Marriott Theatre's ‘October Sky’ Flies High
Boys love their rockets. We find this out rather quickly in Marriott Theatre’s world premiere of October Sky, a new musical based on the 1999 film featuring Jake Gyllenhaal and Chris Cooper. Written by Aaron Thielen with the music and lyric by Michael Mahler, the play opens with a heavy duty musical number “Marching into Hell” where a handful of coal miners head deep into the dangerous coal mines.
Taking place in 1957 Coalwood, West Virginia, most boys are destined to become coal miners. Opportunity to take another career path are far and few between. The city depends on the mine, which has become even more dangerous with newer technology that powders the coal, leaving a hazardous dust to be inhaled and cause lung disease rather than the older days where the mineral was gather by using picks. Occasional gas explosions also take place as we find out in the first scene as news of such a tragedy leaves thirty dead in a nearby mine.
Homer’s father, John Hickam, heads a large mining crew and fully expects his son to follow suit. However, when the Soviet Union launches Sputnik for all the town to see in the October Sky, Homer and his friends are driven to make a rocket of their own. Naturally, Homer’s father sees this as a distraction, while the town supports the boys as their rockets slowly become more and more advanced, despite their moments of failure. With the help of Miss Riley, Homer’s teacher who recognizes their interest in such a science as a way to avoid the destined mining life, the boys eventually take their work to a series of science fairs.
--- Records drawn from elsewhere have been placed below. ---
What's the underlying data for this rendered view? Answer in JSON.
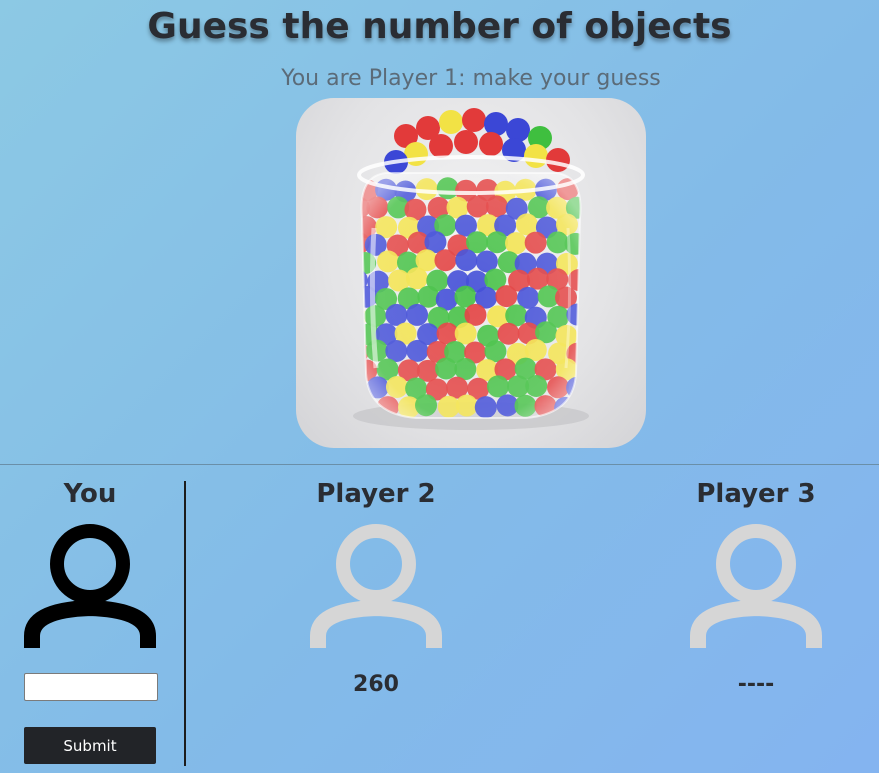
{
  "header": {
    "title": "Guess the number of objects",
    "subtitle": "You are Player 1: make your guess"
  },
  "image": {
    "alt": "Glass jar filled with red, green, blue and yellow balls",
    "ball_colors": [
      "#e23a3a",
      "#3fbf3f",
      "#3b47d6",
      "#f2e245"
    ]
  },
  "players": {
    "you": {
      "name": "You",
      "icon": "user-icon",
      "icon_color": "#000000",
      "guess_value": "",
      "guess_placeholder": "",
      "submit_label": "Submit"
    },
    "player2": {
      "name": "Player 2",
      "icon": "user-icon",
      "icon_color": "#d6d6d6",
      "guess": "260"
    },
    "player3": {
      "name": "Player 3",
      "icon": "user-icon",
      "icon_color": "#d6d6d6",
      "guess": "----"
    }
  }
}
While Homer’s mother is supportive and pleased with Homer’s ingenuity, his father still struggles with the idea.
October Sky is not just a story about boys making rockets, it is also a story about support from friends, changing hearts and perseverance. It is a feel good story that encourages one to follow their dreams.
Superbly cast, I really enjoyed Nate Lewellyn in the role of Homer Hickham. He is a bit reminiscent of a young and boyish Tom Hanks. Lewellyn displays his solid vocal range in many challenging numbers, perhaps most notably in Act II’s “Stars Shine Down”. Ben Barker, Patrick Rooney and Alex Weisman perfectly round out the quartet of rocket builders while Susan Moniz really shines as Homer’s wise and loving mother, Elsie Hickam. One of my favorite performances is that of David Hess as John Hickam. I really find it a pleasure to observe Hess’ vocal prowess and his ability to execute such a wide variety of emotions.
The songs are lyrically clever – and often funny, while the set has a few fun surprises such as the effect used as the miners take an elevator down into the mine. Theresa Ham does a fantastic job as costume designer, really pulling off the 1950s era and Dance Captain Jameson Cooper utilizes some very unique and original ideas in the big dance numbers. The show is finally brought together tightly with a strong ensemble and a wonderful band that knows how to get their southern twang on when needed.
One of the show’s big crowd pleasers was the knee-slappin’ number “Moonshine”, a lively number that takes place in the backwoods and has the actors playing instruments as “Bathtub Amos & The Drunk as a Skink Jug Band”.
October Sky runs around two-and-a-half hours long but is quite enjoyable throughout thanks to a fetching story, fun effects and enjoyable musical numbers.